§ Work request
Search the data below for the string "AI生活" and copy all lines where it shows up.

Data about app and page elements
Content starts
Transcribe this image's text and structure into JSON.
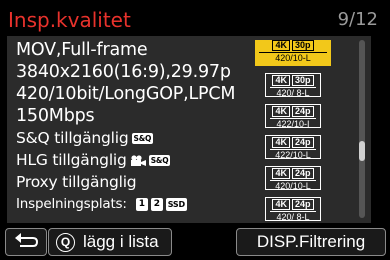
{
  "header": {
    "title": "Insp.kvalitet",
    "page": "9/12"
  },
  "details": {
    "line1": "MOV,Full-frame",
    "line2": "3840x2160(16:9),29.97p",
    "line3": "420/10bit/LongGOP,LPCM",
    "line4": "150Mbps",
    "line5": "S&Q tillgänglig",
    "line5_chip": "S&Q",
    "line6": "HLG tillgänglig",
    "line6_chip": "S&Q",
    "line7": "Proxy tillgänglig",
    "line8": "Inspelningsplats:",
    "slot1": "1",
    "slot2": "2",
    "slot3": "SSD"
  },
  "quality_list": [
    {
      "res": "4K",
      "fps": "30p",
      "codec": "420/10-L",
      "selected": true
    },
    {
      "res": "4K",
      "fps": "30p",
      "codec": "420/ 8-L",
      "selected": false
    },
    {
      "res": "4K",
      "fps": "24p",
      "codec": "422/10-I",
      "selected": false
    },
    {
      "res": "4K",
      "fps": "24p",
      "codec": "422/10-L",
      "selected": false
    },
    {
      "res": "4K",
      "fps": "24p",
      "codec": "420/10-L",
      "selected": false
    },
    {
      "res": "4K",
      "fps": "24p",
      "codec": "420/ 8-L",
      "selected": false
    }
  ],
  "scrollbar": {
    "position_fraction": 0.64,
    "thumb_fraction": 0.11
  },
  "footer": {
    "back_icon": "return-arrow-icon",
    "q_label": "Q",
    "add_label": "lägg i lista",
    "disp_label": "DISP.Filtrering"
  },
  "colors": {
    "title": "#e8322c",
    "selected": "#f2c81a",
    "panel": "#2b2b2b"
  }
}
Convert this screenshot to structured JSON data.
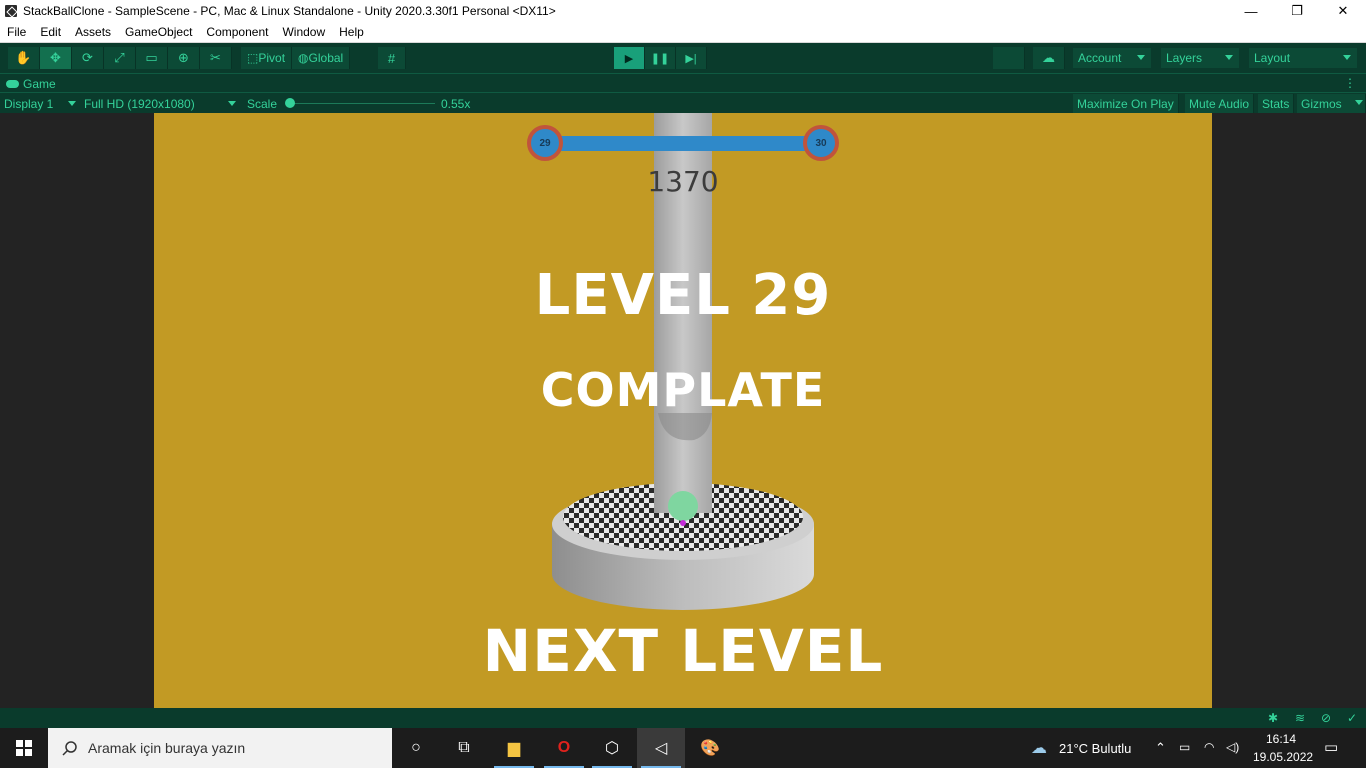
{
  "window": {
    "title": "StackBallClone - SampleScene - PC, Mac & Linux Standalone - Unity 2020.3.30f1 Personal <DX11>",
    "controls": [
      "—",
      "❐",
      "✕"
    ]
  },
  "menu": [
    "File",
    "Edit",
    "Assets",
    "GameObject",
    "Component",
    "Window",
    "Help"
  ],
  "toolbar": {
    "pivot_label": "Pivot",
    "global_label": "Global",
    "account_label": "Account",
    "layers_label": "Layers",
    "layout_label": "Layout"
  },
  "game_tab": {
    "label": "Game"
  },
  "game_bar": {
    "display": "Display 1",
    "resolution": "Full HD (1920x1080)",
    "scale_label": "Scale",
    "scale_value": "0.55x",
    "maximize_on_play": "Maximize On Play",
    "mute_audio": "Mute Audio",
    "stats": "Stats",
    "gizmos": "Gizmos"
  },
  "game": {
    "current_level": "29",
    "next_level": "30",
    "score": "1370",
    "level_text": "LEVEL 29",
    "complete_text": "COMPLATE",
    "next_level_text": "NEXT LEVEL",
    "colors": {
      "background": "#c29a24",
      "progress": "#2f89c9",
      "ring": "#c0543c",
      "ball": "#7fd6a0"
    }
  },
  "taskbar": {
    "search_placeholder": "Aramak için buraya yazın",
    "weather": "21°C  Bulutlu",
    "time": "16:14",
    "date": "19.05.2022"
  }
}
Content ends
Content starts
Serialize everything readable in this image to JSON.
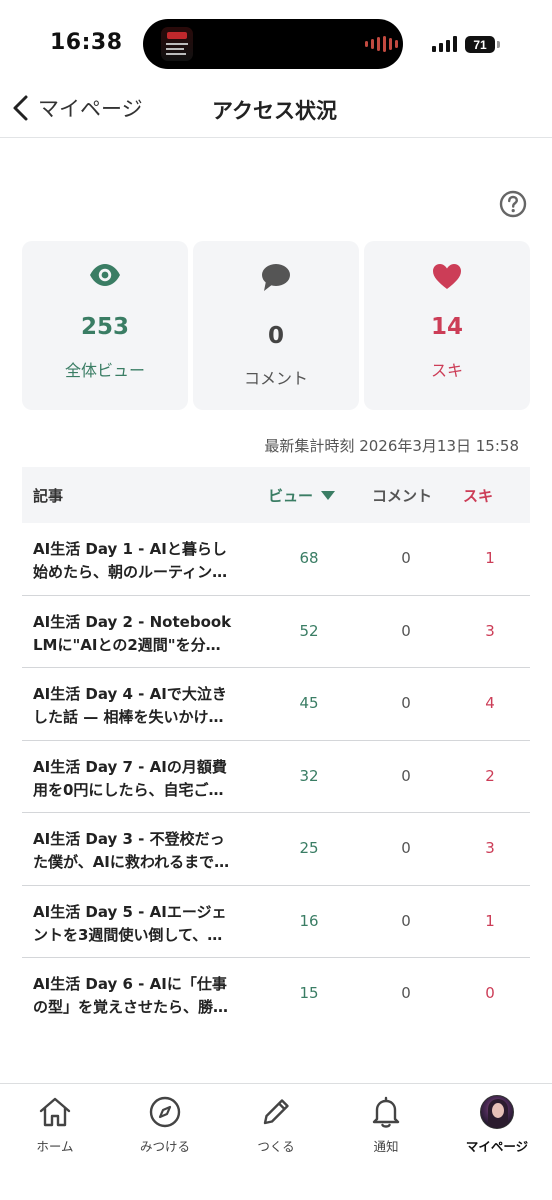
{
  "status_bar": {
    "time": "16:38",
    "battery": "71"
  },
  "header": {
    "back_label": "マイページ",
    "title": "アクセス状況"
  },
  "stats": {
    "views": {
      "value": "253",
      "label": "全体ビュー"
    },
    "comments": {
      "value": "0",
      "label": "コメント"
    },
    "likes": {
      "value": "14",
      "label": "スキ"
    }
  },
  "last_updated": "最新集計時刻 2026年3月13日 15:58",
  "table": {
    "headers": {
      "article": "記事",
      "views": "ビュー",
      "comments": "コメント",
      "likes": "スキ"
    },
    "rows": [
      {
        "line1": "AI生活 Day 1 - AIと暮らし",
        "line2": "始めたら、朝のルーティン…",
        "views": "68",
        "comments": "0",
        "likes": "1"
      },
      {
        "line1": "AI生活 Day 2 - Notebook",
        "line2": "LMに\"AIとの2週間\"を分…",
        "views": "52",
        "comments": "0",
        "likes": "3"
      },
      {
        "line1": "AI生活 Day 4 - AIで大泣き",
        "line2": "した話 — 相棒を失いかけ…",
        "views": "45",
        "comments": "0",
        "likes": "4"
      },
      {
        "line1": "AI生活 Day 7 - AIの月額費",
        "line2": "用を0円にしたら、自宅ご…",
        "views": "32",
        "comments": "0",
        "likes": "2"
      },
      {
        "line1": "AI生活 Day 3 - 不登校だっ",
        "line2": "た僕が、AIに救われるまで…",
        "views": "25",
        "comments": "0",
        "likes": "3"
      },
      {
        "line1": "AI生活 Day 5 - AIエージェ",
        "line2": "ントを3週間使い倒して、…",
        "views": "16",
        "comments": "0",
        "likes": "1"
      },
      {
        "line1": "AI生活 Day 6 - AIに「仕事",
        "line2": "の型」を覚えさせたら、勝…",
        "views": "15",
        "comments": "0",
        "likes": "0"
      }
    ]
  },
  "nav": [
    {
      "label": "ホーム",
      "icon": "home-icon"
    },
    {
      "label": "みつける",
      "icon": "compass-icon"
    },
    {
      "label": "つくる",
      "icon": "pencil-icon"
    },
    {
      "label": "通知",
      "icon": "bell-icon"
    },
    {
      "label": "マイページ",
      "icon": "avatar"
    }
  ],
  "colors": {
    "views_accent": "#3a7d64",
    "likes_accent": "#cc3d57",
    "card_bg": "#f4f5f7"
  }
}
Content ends
§ Answer below
        "line1": "AI生活 Day 1 - AIと暮らし",
        "line1": "AI生活 Day 2 - Notebook",
        "line1": "AI生活 Day 4 - AIで大泣き",
        "line1": "AI生活 Day 7 - AIの月額費",
        "line1": "AI生活 Day 3 - 不登校だっ",
        "line1": "AI生活 Day 5 - AIエージェ",
        "line1": "AI生活 Day 6 - AIに「仕事",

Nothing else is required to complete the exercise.